TASK TO COMPLETE: Note how many lines of the material that follows include the string "spanish", and state only that number.

++++++++

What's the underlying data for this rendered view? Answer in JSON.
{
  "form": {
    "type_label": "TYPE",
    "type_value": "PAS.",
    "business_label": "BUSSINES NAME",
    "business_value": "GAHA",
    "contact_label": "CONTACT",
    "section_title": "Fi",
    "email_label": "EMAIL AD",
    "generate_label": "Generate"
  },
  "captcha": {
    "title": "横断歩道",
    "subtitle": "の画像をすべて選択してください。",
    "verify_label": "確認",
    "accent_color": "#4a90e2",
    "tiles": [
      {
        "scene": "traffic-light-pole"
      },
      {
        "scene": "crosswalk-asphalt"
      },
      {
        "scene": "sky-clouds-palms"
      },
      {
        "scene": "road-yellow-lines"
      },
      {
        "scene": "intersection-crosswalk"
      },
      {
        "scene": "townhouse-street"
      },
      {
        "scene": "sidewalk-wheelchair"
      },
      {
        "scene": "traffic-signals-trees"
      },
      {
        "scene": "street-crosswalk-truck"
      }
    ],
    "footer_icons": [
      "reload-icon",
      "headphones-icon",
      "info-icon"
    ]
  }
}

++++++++

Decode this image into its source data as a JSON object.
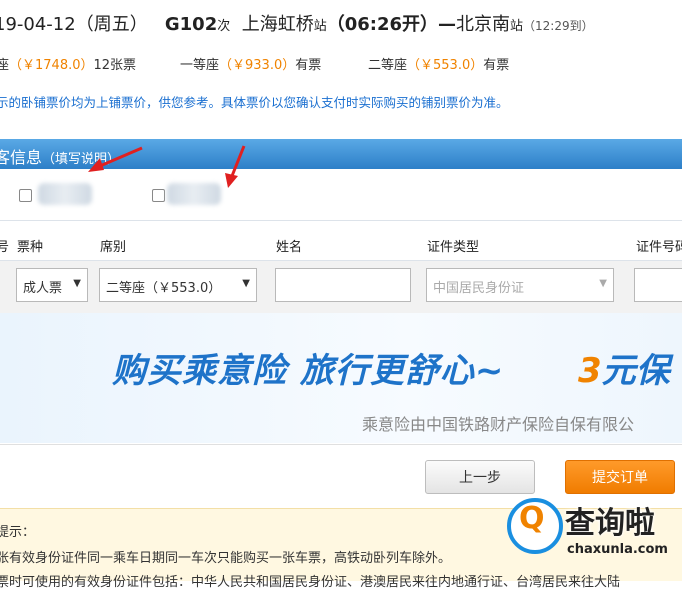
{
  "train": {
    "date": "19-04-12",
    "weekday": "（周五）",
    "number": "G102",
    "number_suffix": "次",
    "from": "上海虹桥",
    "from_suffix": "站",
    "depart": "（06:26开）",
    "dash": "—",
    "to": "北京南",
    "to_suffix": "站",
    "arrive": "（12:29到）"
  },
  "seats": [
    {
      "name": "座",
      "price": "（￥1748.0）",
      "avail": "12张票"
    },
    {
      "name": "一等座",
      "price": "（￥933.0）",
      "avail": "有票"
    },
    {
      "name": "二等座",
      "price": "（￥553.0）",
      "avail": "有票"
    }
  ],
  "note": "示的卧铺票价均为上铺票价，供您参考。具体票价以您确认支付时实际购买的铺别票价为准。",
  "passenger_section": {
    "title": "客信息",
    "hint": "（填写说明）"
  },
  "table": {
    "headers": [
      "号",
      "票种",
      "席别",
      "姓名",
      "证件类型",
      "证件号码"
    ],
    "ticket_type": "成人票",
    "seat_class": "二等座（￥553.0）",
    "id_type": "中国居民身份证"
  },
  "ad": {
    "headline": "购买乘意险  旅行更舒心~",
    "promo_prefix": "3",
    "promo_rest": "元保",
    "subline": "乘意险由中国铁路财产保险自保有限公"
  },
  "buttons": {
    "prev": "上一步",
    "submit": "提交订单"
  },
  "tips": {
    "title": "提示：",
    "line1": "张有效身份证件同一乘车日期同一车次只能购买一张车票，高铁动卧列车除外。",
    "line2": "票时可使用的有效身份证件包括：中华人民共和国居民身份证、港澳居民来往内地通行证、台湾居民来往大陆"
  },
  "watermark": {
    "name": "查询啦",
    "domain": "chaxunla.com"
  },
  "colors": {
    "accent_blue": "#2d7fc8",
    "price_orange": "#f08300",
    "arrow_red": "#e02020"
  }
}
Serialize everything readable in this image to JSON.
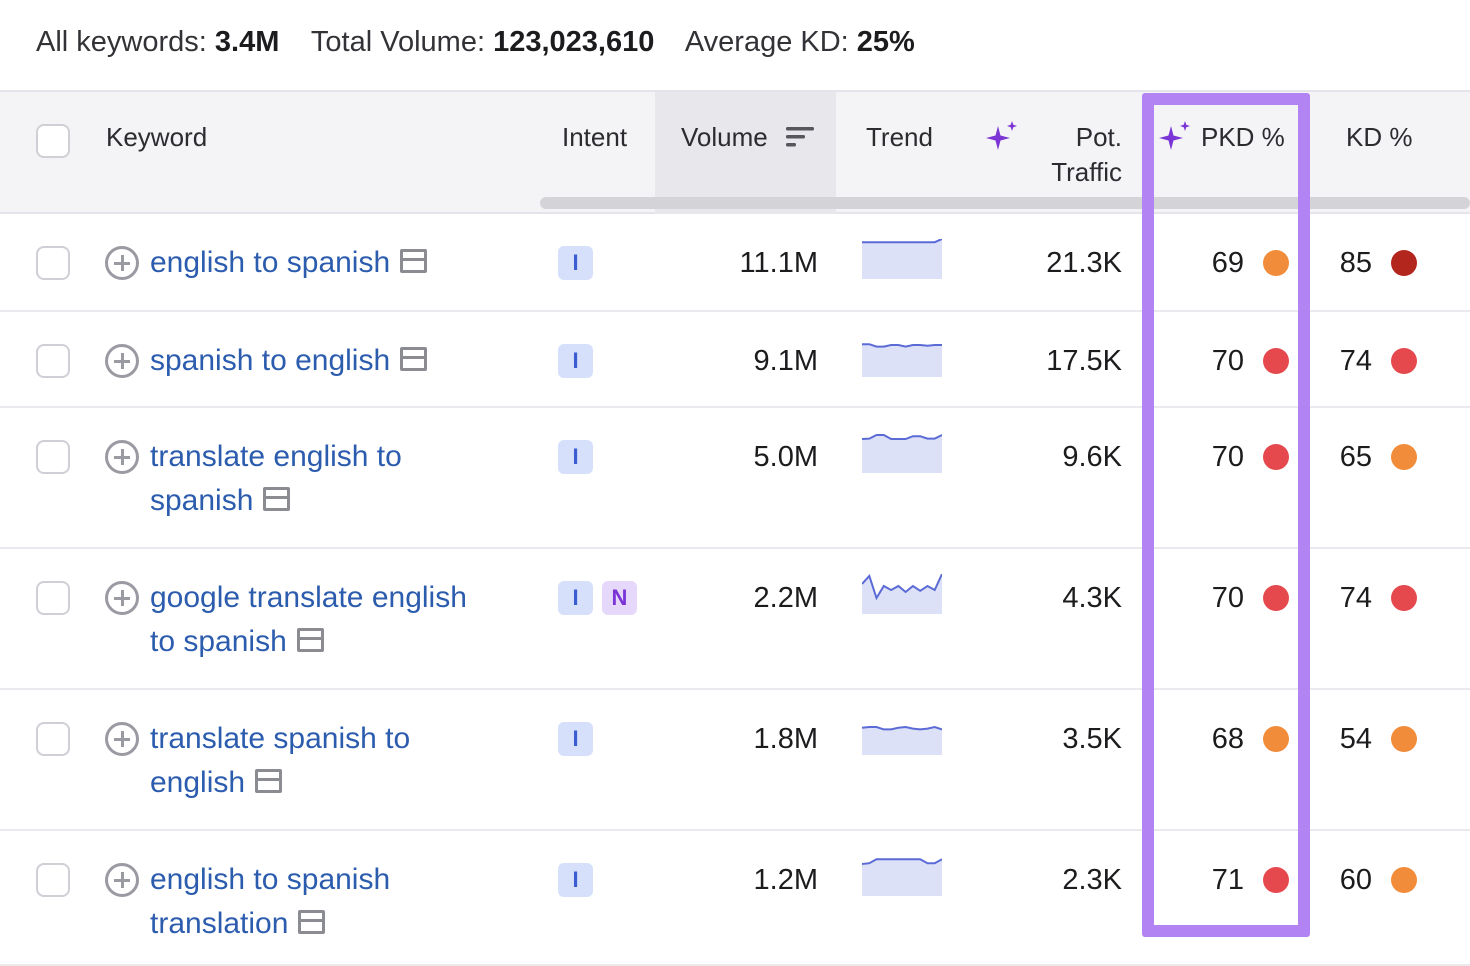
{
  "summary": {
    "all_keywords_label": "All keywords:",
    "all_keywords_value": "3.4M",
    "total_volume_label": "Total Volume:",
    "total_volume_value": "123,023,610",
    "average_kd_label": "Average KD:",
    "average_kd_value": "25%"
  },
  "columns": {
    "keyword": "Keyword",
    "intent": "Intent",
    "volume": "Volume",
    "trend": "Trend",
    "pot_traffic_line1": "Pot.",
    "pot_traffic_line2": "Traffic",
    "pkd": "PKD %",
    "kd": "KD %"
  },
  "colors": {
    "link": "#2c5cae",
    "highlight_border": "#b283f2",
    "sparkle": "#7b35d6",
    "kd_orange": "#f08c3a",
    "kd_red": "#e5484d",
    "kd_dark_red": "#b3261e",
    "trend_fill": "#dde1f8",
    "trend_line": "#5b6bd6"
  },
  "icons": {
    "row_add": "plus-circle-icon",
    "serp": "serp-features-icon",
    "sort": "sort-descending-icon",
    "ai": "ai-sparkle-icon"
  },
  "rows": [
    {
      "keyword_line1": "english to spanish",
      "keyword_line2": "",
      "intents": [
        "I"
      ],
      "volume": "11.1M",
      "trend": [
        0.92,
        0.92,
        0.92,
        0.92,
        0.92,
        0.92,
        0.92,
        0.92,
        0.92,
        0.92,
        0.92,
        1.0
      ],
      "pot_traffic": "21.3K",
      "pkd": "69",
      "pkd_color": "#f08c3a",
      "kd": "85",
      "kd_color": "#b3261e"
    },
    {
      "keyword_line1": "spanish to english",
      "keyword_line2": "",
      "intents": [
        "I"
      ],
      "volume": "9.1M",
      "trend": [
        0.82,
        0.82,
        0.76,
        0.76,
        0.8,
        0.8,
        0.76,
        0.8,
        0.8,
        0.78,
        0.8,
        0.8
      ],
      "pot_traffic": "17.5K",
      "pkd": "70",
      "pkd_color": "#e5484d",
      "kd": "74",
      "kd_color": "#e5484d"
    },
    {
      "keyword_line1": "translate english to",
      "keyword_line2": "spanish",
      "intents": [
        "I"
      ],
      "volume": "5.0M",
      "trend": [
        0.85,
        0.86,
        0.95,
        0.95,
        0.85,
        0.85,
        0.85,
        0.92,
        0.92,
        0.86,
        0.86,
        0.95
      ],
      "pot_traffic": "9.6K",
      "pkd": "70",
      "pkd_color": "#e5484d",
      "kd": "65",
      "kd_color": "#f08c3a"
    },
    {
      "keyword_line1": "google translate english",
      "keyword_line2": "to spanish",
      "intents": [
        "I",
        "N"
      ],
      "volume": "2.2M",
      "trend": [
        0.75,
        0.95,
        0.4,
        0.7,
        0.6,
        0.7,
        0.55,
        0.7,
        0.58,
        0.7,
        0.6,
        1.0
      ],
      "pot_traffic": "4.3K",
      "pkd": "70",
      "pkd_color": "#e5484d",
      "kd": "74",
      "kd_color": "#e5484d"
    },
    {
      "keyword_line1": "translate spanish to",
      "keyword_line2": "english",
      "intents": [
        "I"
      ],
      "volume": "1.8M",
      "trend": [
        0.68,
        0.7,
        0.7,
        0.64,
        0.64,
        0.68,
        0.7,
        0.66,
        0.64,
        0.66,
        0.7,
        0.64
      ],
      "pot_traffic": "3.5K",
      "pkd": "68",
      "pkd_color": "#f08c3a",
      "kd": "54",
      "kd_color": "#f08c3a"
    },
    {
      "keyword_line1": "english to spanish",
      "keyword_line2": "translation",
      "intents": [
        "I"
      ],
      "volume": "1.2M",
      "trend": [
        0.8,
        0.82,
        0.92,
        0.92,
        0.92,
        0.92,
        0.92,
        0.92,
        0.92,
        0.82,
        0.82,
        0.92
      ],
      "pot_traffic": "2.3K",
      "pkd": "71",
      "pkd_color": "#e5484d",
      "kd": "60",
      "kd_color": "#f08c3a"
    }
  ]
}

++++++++

FINISHED TASK: 6